This album marks a second selection of pieces recorded by performer John Kitchen on historical keyboard instruments from Scotland's Raymond Russell Collection, and either or both albums make superb choices for anyone interested in what keyboard music sounded like before the piano and before the essentially engineering-oriented procedure of equal-tempered tuning came into being. Both albums cover similar time periods (this one extending a bit farther at each end) running from the seventeenth century to pianos of the early nineteenth; the difference in this second volume is that a new set of instruments has been brought out of storage, prepared, and played. As with the earlier CD, Kitchen does a marvelous job matching the music to the instrument: there is never the feeling that a dry demonstration of the instruments is going on, but rather music and instrument seem to make each other come alive. Both albums include unusual instruments, and the chief draw here for some may be the chance to hear such novelties as an enharmonic virginal, which wrings sheer chromatic torture out of a Michelangelo Rossi toccata; a fretted clavichord, sounding like a piano played at a great distance; or a pair of English spinets -- not a spinet piano but a small harpsichord-like instrument that served a similarly domestic purpose. The quasi-popular music Kitchen unearths for these instruments is especially interesting. Some is by Purcell, and some comes from a 1765 collection called The Harpsichord or Spinet Miscellany that, from the evidence of the pieces here, included some very inventive transcriptions of Scottish songs. The tunings vary by instrument and pitch ranges from a low of a'=406 on a Parisian double-manual harpsichord to a strikingly high a'=466 on one of the spinets. Pity the poor individual cursed with perfect pitch during those days! The illustrations in the booklet, beautiful photographs of each instrument, are worth the purchase price by themselves and make the actual CD, rather than simply downloadable tracks, worth seeking out, although the listener who gets only the music will not be disappointed, either. A superlative historical-instrument release.
AllMusic Review by James Manheim
|Suite for keyboard (Suite de piece), Vol.2, No.4 in D minor, HWV 437|
|The Second Part of Musick's Handmaid, lessons (12) for harpsichord|

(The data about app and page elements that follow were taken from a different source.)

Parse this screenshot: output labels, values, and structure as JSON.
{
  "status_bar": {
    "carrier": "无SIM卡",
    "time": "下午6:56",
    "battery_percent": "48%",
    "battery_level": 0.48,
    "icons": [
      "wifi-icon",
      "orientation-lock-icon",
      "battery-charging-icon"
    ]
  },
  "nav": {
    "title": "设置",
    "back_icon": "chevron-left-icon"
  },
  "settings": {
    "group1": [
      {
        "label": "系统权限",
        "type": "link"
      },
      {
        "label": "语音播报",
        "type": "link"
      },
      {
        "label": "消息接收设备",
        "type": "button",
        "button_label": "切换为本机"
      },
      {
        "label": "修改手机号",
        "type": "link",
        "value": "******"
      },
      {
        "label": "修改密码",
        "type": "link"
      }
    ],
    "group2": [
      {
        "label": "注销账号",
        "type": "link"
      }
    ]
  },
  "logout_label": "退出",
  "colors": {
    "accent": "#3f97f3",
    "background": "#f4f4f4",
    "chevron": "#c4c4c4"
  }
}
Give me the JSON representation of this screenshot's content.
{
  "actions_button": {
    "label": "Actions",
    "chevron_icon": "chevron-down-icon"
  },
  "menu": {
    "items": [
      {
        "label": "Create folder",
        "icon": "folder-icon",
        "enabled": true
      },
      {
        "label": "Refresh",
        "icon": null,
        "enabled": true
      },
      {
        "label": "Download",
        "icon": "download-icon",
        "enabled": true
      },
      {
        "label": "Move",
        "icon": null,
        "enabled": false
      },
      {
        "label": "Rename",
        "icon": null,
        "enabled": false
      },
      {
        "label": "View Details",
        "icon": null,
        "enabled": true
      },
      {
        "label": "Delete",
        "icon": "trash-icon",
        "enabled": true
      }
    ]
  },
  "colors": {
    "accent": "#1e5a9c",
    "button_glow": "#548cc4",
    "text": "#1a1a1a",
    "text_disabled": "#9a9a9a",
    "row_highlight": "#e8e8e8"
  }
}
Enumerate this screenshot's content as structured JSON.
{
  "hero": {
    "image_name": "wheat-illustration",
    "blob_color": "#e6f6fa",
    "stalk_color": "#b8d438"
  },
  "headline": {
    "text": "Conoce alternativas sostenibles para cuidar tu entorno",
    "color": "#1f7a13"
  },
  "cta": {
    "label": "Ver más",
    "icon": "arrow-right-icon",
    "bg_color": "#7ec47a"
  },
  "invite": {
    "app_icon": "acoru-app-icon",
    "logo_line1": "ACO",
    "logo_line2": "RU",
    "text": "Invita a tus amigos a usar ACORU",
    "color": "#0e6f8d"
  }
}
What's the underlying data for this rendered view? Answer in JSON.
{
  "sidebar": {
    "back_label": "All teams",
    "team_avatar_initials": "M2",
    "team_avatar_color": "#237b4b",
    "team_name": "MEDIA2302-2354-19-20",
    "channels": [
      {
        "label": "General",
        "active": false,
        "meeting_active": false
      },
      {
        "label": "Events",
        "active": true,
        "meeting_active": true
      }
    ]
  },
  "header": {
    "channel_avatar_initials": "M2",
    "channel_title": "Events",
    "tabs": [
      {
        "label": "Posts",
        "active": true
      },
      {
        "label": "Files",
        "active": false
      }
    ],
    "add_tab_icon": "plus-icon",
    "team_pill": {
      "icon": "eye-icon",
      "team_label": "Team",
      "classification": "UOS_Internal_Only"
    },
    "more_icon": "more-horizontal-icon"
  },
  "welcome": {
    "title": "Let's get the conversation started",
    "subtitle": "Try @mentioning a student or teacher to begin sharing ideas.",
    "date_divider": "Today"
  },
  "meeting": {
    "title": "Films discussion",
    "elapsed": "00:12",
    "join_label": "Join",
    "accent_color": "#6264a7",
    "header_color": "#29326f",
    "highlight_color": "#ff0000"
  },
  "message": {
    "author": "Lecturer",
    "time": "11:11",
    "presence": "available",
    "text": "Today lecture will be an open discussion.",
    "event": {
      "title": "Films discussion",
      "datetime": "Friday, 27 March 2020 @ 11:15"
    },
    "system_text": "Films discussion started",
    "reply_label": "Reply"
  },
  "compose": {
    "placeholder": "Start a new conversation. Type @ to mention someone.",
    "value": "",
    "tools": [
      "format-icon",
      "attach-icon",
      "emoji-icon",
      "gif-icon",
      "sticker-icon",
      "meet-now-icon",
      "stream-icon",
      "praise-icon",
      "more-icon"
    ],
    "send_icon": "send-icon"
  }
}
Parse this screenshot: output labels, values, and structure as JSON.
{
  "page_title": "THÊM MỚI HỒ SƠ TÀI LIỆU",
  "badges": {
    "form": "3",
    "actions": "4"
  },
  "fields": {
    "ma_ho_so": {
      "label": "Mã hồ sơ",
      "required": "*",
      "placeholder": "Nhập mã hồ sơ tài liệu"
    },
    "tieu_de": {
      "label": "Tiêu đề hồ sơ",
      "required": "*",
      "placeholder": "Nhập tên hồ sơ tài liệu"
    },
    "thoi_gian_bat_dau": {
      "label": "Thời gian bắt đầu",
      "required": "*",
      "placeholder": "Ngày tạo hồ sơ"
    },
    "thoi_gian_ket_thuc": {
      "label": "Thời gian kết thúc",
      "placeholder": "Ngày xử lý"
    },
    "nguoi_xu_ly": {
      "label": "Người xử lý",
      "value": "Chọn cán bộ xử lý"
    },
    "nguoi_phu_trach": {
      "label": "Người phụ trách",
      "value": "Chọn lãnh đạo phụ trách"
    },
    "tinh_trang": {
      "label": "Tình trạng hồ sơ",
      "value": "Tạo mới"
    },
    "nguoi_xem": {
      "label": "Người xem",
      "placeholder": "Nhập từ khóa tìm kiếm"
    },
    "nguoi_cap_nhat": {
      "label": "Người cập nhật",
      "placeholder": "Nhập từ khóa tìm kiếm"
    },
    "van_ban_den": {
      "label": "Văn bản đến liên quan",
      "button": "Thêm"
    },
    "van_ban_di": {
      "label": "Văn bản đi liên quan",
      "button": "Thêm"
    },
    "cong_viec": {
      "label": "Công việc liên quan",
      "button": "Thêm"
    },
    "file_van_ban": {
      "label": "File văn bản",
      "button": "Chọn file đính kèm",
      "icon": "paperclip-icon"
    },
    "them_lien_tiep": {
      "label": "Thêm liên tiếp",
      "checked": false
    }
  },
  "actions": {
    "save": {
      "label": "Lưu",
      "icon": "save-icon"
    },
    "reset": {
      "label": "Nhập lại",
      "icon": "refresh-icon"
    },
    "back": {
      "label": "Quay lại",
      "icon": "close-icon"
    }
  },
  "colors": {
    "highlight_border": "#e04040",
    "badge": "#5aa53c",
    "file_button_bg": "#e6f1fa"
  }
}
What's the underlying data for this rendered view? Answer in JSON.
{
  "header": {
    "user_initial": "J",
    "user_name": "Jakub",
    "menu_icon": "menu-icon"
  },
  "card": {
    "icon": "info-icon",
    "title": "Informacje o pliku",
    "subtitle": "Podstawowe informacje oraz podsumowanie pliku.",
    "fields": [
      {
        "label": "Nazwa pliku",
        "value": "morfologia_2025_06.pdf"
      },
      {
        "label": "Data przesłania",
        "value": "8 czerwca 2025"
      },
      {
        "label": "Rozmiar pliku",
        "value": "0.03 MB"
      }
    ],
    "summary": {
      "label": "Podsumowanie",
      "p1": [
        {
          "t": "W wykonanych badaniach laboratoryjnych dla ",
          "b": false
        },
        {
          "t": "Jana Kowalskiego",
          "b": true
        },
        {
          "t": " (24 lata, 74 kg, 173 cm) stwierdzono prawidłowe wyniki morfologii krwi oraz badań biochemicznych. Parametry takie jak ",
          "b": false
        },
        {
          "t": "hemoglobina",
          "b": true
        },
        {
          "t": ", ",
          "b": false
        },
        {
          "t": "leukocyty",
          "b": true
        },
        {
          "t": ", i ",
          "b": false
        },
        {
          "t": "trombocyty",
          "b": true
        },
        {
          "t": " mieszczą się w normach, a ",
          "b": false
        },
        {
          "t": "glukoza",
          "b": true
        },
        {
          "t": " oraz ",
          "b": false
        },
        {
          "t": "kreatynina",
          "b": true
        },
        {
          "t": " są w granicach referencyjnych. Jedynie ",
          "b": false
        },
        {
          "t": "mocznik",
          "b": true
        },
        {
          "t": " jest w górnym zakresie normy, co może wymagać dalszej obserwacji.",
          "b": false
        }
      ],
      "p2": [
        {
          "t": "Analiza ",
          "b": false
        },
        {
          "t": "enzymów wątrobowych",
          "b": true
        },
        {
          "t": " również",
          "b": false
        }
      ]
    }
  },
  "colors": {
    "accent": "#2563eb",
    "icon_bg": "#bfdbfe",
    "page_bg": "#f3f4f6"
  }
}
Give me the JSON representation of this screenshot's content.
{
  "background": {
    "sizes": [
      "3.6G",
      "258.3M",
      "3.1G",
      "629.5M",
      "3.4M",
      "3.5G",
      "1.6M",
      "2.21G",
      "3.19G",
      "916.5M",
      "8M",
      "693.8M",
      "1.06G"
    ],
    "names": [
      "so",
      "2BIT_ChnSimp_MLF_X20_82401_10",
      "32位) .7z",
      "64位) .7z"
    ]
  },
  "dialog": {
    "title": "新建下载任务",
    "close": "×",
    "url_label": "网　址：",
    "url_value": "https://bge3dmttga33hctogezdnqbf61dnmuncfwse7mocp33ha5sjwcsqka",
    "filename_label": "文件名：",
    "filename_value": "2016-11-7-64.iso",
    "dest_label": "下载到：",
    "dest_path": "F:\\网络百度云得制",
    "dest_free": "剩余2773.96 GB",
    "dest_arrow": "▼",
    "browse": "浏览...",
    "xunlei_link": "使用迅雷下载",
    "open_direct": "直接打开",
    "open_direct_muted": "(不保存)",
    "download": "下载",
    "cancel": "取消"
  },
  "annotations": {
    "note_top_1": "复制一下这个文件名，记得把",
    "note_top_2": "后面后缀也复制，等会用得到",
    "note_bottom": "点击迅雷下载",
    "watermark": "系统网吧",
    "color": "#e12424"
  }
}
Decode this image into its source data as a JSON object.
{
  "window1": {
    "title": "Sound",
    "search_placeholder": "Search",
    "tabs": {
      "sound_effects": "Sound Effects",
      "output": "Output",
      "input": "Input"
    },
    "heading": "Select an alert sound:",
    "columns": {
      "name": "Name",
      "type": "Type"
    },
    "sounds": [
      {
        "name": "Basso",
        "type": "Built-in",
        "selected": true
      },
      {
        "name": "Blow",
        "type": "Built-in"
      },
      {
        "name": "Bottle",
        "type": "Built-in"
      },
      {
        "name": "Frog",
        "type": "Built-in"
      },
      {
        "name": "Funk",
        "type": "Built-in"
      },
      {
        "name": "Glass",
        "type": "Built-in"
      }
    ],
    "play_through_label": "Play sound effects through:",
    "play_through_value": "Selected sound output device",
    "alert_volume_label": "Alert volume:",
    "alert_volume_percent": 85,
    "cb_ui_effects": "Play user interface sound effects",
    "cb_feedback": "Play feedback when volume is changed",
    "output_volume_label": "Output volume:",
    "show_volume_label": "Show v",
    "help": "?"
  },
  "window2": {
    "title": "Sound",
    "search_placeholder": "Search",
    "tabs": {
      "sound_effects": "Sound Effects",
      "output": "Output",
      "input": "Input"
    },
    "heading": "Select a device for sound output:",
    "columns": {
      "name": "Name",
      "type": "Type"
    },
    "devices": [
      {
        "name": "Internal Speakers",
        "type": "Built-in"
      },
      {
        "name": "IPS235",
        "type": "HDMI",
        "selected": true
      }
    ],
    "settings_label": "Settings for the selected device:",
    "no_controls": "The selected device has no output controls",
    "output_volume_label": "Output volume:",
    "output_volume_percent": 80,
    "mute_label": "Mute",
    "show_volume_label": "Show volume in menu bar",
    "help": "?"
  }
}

|The Harpsichord or Spinnet Miscellany, for harpsichord or spinet|
|Musikalische Nebenstunden, for clavichord|
|Polonaises mélancoliques (6), for piano, Op 17|
|Monatliche Clavir Früchte: November, for keyboard, GWV 119|